To be frank, it’s an asinine and wholly inexcusable reason, exacerbated by the fact that the ability to create custom stages, another feature than originated in “Brawl,” is somehow even more barebones than before.
Of course, it’s the multiplayer that will keep players coming back for years to come, and it’s the multiplayer that solidifies “Super Smash Bros for Wii U” as one of the best video games in recent memory.
A key reason for this is the online play. Online matches in “Super Smash Bros for Wii U” are relatively free from latency, although without a wired Ethernet adaptor your mileage may vary. The lack of character-specific stat tracking is a shame, as is the mystifying inability to queue with a friend against random players for two-on-two fights or use voice chat.
But when all is said and done, multiplayer is a blast and its replay value is practically endless.
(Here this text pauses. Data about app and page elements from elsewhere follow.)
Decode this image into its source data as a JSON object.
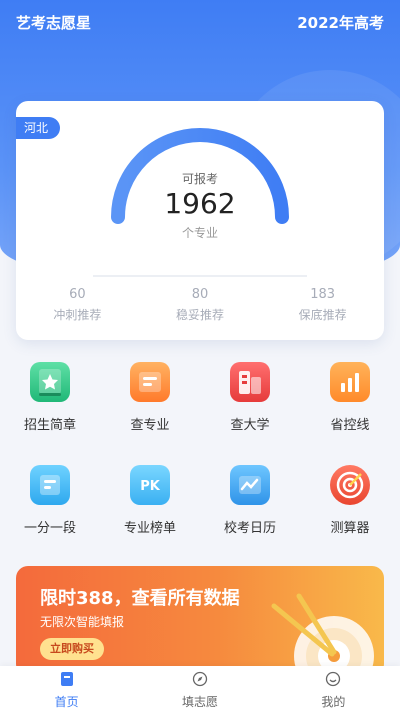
{
  "header": {
    "app_name": "艺考志愿星",
    "exam_year": "2022年高考"
  },
  "summary": {
    "province": "河北",
    "gauge_caption": "可报考",
    "majors_count": "1962",
    "majors_unit": "个专业",
    "stats": [
      {
        "value": "60",
        "label": "冲刺推荐"
      },
      {
        "value": "80",
        "label": "稳妥推荐"
      },
      {
        "value": "183",
        "label": "保底推荐"
      }
    ]
  },
  "features": [
    {
      "label": "招生简章",
      "icon": "admission-guide-icon"
    },
    {
      "label": "查专业",
      "icon": "major-search-icon"
    },
    {
      "label": "查大学",
      "icon": "university-search-icon"
    },
    {
      "label": "省控线",
      "icon": "province-line-icon"
    },
    {
      "label": "一分一段",
      "icon": "score-segment-icon"
    },
    {
      "label": "专业榜单",
      "icon": "pk-ranking-icon"
    },
    {
      "label": "校考日历",
      "icon": "exam-calendar-icon"
    },
    {
      "label": "测算器",
      "icon": "target-calculator-icon"
    }
  ],
  "banner": {
    "title": "限时388，查看所有数据",
    "subtitle": "无限次智能填报",
    "button": "立即购买"
  },
  "tabbar": [
    {
      "label": "首页",
      "icon": "home-icon",
      "active": true
    },
    {
      "label": "填志愿",
      "icon": "compass-icon",
      "active": false
    },
    {
      "label": "我的",
      "icon": "profile-smile-icon",
      "active": false
    }
  ],
  "colors": {
    "primary": "#3f7df4",
    "banner_start": "#f46a3c",
    "banner_end": "#f9b94a"
  }
}
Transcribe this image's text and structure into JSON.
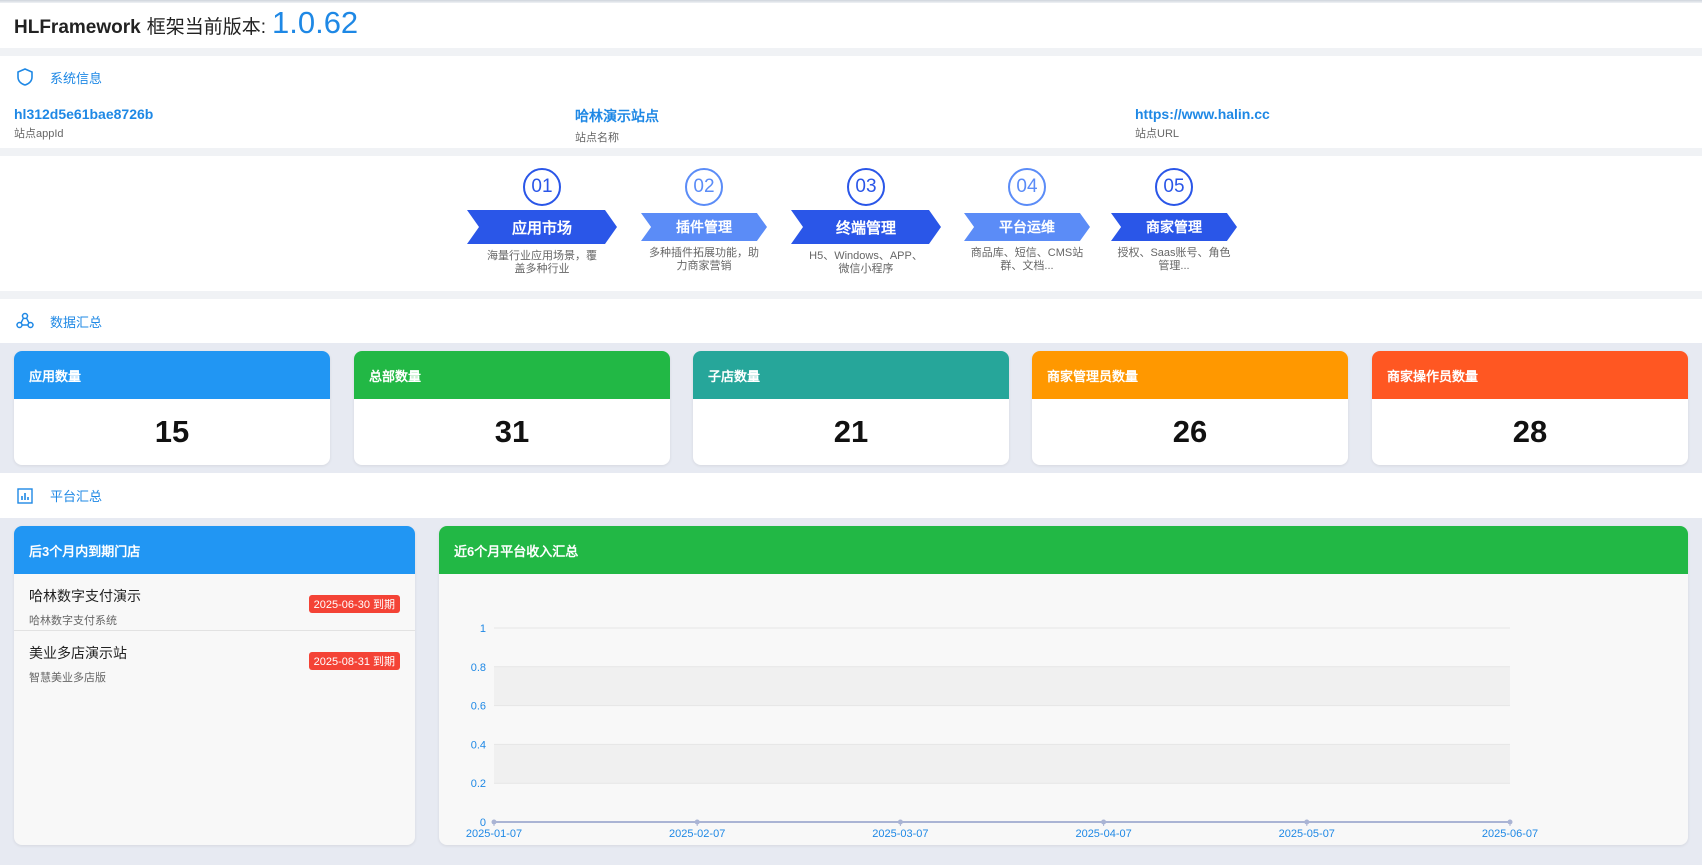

Mastering “Super Smash Bros for Wii U’s” expansive roster of characters, learning the nuances of the plethora of available stages and discovering combos and practicing advanced techniques are all thoroughly rewarding experiences that will keep you hooked long after you’ve unlocked all of the game’s content.
Whether you’re a hardcore fighting game fan or are just looking for something fun to play with friends, “Super Smash Bros for Wii U” has enough content, replay value and sheer opportunities for enjoyment to practically justify the purchase of a Wii U console, let alone the game itself. This isn’t one to miss out on.
Tyler Hersko can be reached at firstname.lastname@example.org and on Twitter @TylerHersko.